Do you see how Paul’s treatment of the pater familias codes sets the groundwork for revolution? Do you see how he nudges them a little closer to the original creative intent found in the Garden and foreseen in the coming Kingdom? These relationships were no longer based on power imbalances and competition but on mutual submission, respect, and, above all, love.

But what about in the church in general? Isn’t Paul still discriminating against women by prohibiting them from speaking or holding authority?

We will get to the 1 Corinthians 14 and 1 Timothy 2 passages very soon, I promise. To end this part of the discussion, though, we must direct our focus to the book of Galatians.

The church in Galatia had its fair share of problems. It’s the only church letter in which Paul does not open with a prayer of thanksgiving and encouragement. He goes straight into the problems within the church. The key issues is division. Some Jewish Christians were claiming that the Gentile converts had to become Jewish in order to follow Christ. They insisted that these Gentiles had to become circumcised (if they were male) and follow the Kosher food laws. Even Peter got swept up in the division within the church.

Paul basically tells these “Judaizers” that they can just go ahead and shut all the way up. Some of his harshest language is reserved for those who tell the Gentile men to get circumcised. He says that if circumcision is so important, then go ahead and finish the job – balls and all (Gal. 5:12, that’s my paraphrase).

Let me cut to the chase. Circumcision was a sign of the covenant between God and Abraham. However, it was only a sign for the men. Paul lays out the case that baptism is the new circumcision, and this time anyone can do it – men and women, Jews and gentiles. All can now equally participate in the symbolic rite signifying the salvific covenant between God and his people – all people.

In Paul’s day there was a common rabbinic prayer that would often be recited by Jewish men. It went something like this.
I praise you, Lord, that I was not born a gentile.
I praise you, Lord, that I was not born a slave.
And I praise you, Lord, that I was not born a woman.

This was loosely based on a prayer from the Greeks along similar lines. Do you sense the privilege in that prayer? Do you sense the divisiveness? The animosity? The contempt? The implication is that gentiles, slaves, and women were all second-class at best. They were lower down the pyramid. They were somehow lesser in the sight of God.
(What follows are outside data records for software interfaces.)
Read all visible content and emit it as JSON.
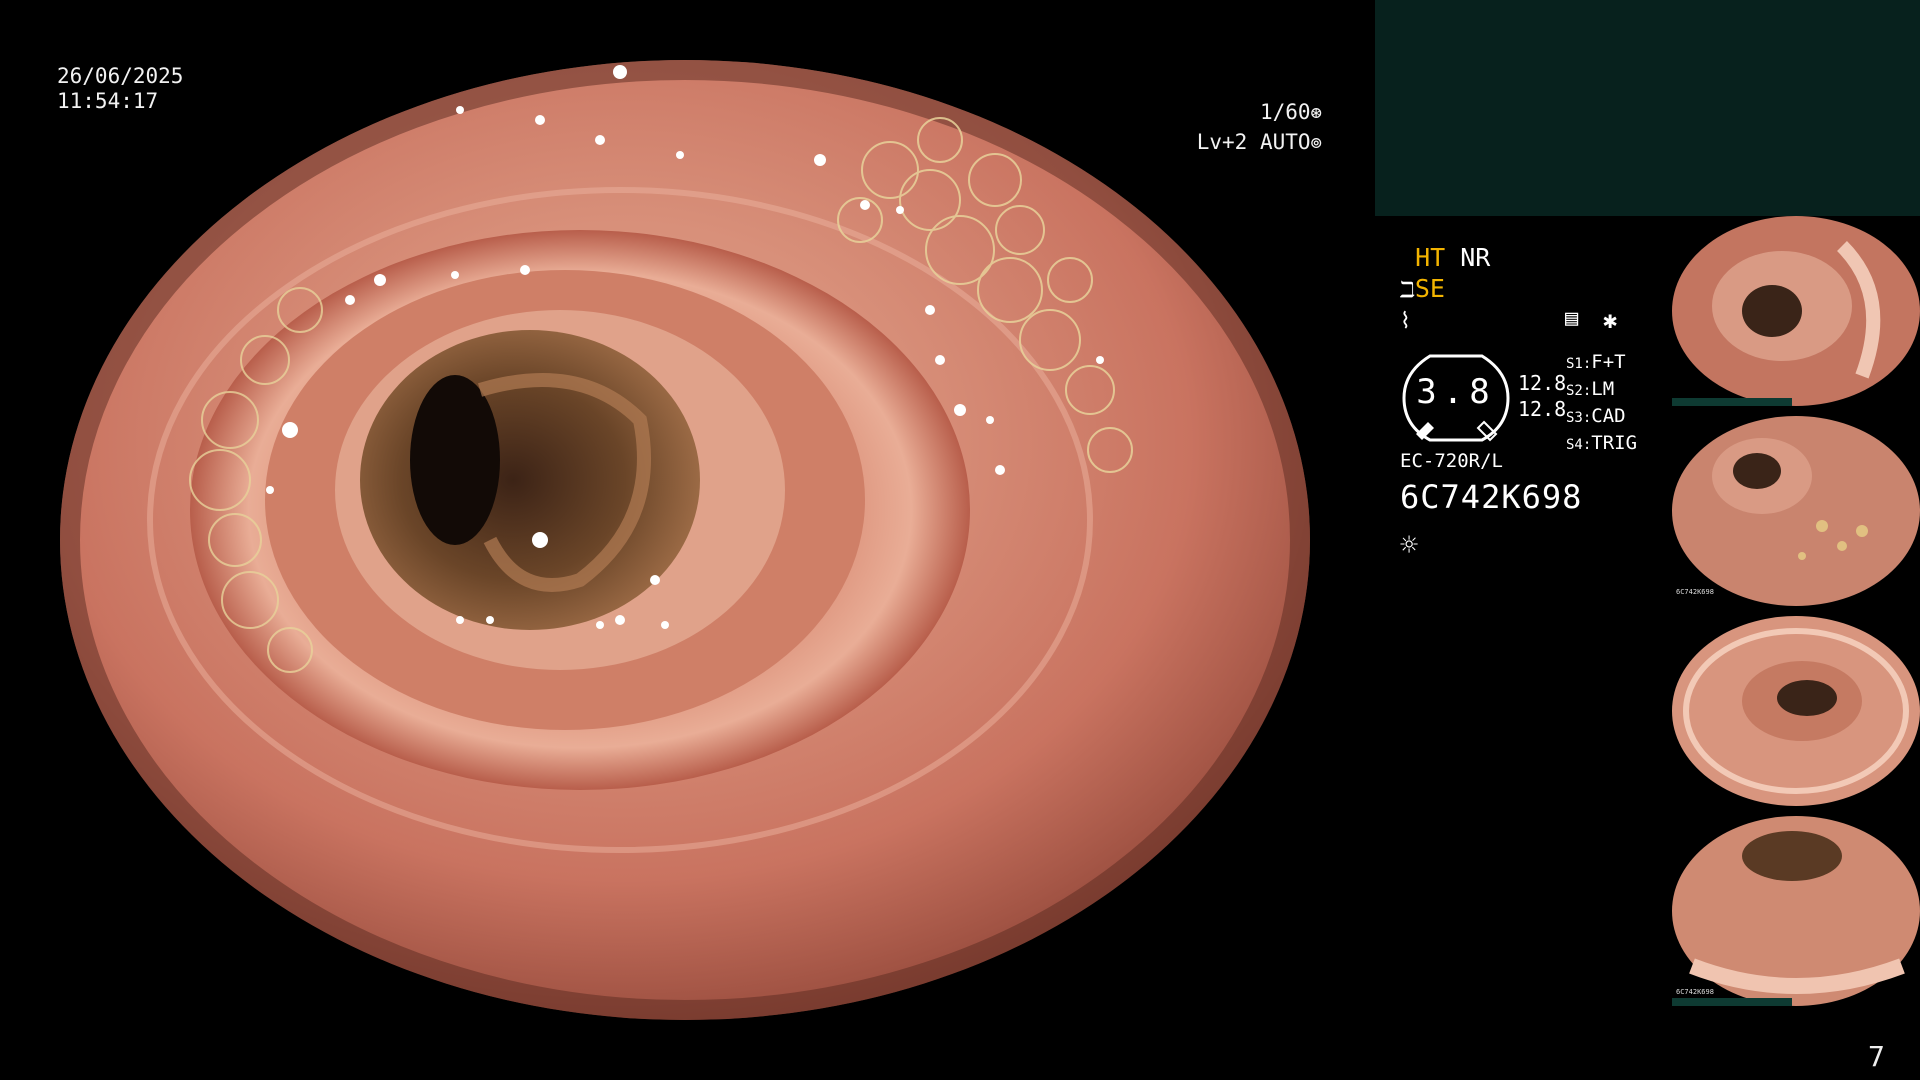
{
  "overlay": {
    "date": "26/06/2025",
    "time": "11:54:17",
    "shutter": "1/60",
    "level": "Lv+2 AUTO"
  },
  "status": {
    "ht": "HT",
    "nr": "NR",
    "se": "SE",
    "gauge_value": "3.8",
    "gauge_num_1": "12.8",
    "gauge_num_2": "12.8",
    "scope_model": "EC-720R/L",
    "serial": "6C742K698",
    "switches": [
      {
        "key": "S1:",
        "value": "F+T"
      },
      {
        "key": "S2:",
        "value": "LM"
      },
      {
        "key": "S3:",
        "value": "CAD"
      },
      {
        "key": "S4:",
        "value": "TRIG"
      }
    ]
  },
  "thumbnails": {
    "label": "6C742K698"
  },
  "page_number": "7",
  "colors": {
    "highlight": "#f3b400",
    "panel": "#07211d",
    "mucosa": "#c8735c"
  }
}
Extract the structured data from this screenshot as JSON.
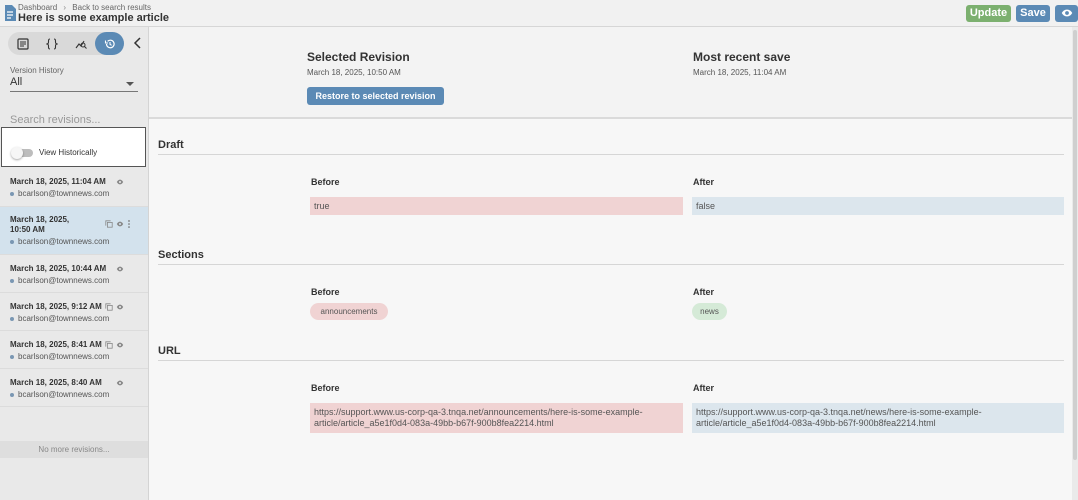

Paul says that if you think that, just do us all a favor and chop your balls off (Gal. 5:12). Because: “…in Christ Jesus you are all children of God through faith, for all of you who were baptized into Christ have clothed yourselves with Christ. There is neither Jew nor Gentile, neither slave nor free, nor is there male and female, for you are all one in Christ Jesus.”
**”male and female” here is a direct quote of Genesis 1:27**

Paul completely dismantles the privilege of ethnicity, socioeconomic status, and gender in what is one of the most radically egalitarian statements in the ancient world. He wanted the Galaltian Christians to know the full extent of the freedom we have in Christ. This freedom is offered to all people everywhere. Who are we to throw roadblocks in their way? Who are we to make up all sorts of rules and laws and codes that have nothing to do with living out the gospel?

But that’s exactly what we do. Thats why a woman can read Scripture, offer insights, and fully participate in class, but once the bell rings and we shuffle into another part of the building, suddenly all those things are prohibited. We end up doing the exact sort of thing Paul is warning against. That’s not freedom. That’s not gospel. That’s not love. That’s not the fruit of the Spirit.

That’s offering lip service to the idea that women are our equals but then going right back to the comfort of our own position of privilege.

“As for those agitators, I wish they would go the whole way and emasculate themselves!” (Galatians 5:12)